Camp Lejeune victims have had to endure various types of ailments, including different types of cancer, multiple myeloma, birth defects, neurological problems, infertility issues, miscarriages, and Non-Hodgkin’s lymphoma, among others. With the Federal authorities involved, the victims were made eligible for government-assisted medical care under President Barrack Obama’s Janey Ensminger Act of 2012.
Eventually, the Camp Lejeune Justice Act was passed in 2022. Affected veterans, their civilian families, families of the deceased, as well as individuals who were unborn at the time, are now eligible to file a Camp Lejeune toxic water lawsuit.
The conditions for filing a claim include at least 30 days of prolonged exposure to the contaminated water between 1953 and 1987.
Why Veterans Are Still Hesitant to File Claims
Even though thousands of veteran families were affected by the Camp Lejeune water toxicity, many still have second thoughts about filing a claim. The reasons are varied, including:
- Some do not even believe that their claim will be approved in court.
- Some fear that their claim approval may take years.
- Some do not pursue a claim because they compare themselves to other affected families. They believe themselves to be not as severely impacted.
According to TorHoerman Law, lawyers are helping struggling veterans receive the compensation they deserve. To date, they have observed claimants receive settlements between $10,000 and $500,000 depending upon the losses endured.
The four-decade-long crisis has still not ended in some sense.
If anything, it has highlighted the importance of solid leadership, real-time hazard monitoring in water systems, and periodic testing of water quality. Not only that, but it is also suspected that there was a possible vapor intrusion that made even the indoor air dangerous at these facilities.

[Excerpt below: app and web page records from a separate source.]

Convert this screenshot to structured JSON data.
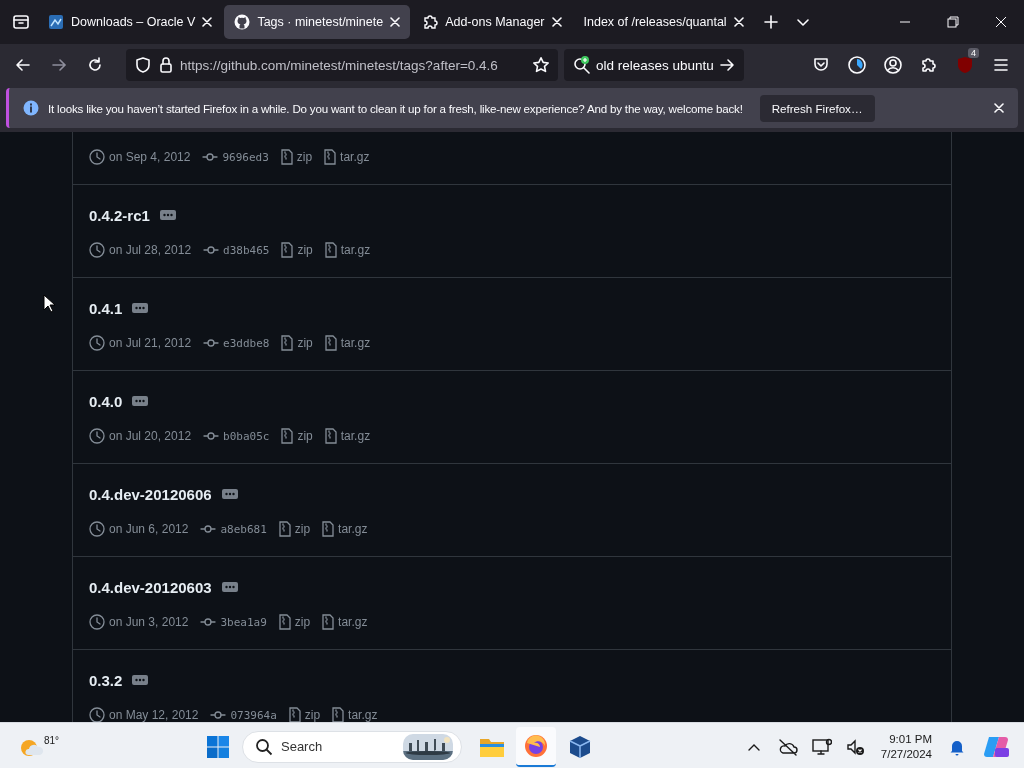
{
  "tabs": [
    {
      "title": "Downloads – Oracle V",
      "selected": false
    },
    {
      "title": "Tags · minetest/minete",
      "selected": true
    },
    {
      "title": "Add-ons Manager",
      "selected": false
    },
    {
      "title": "Index of /releases/quantal",
      "selected": false
    }
  ],
  "url": "https://github.com/minetest/minetest/tags?after=0.4.6",
  "search": {
    "value": "old releases ubuntu"
  },
  "extension_badge": "4",
  "notification": {
    "message": "It looks like you haven’t started Firefox in a while. Do you want to clean it up for a fresh, like-new experience? And by the way, welcome back!",
    "button": "Refresh Firefox…"
  },
  "tags": [
    {
      "date": "on Sep 4, 2012",
      "commit": "9696ed3",
      "zip": "zip",
      "targz": "tar.gz"
    },
    {
      "name": "0.4.2-rc1",
      "date": "on Jul 28, 2012",
      "commit": "d38b465",
      "zip": "zip",
      "targz": "tar.gz"
    },
    {
      "name": "0.4.1",
      "date": "on Jul 21, 2012",
      "commit": "e3ddbe8",
      "zip": "zip",
      "targz": "tar.gz"
    },
    {
      "name": "0.4.0",
      "date": "on Jul 20, 2012",
      "commit": "b0ba05c",
      "zip": "zip",
      "targz": "tar.gz"
    },
    {
      "name": "0.4.dev-20120606",
      "date": "on Jun 6, 2012",
      "commit": "a8eb681",
      "zip": "zip",
      "targz": "tar.gz"
    },
    {
      "name": "0.4.dev-20120603",
      "date": "on Jun 3, 2012",
      "commit": "3bea1a9",
      "zip": "zip",
      "targz": "tar.gz"
    },
    {
      "name": "0.3.2",
      "date": "on May 12, 2012",
      "commit": "073964a",
      "zip": "zip",
      "targz": "tar.gz"
    }
  ],
  "taskbar": {
    "temperature": "81°",
    "search_placeholder": "Search",
    "time": "9:01 PM",
    "date": "7/27/2024"
  }
}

In the end, it is only relevant preventive measures that will help avert another gruesome tragedy.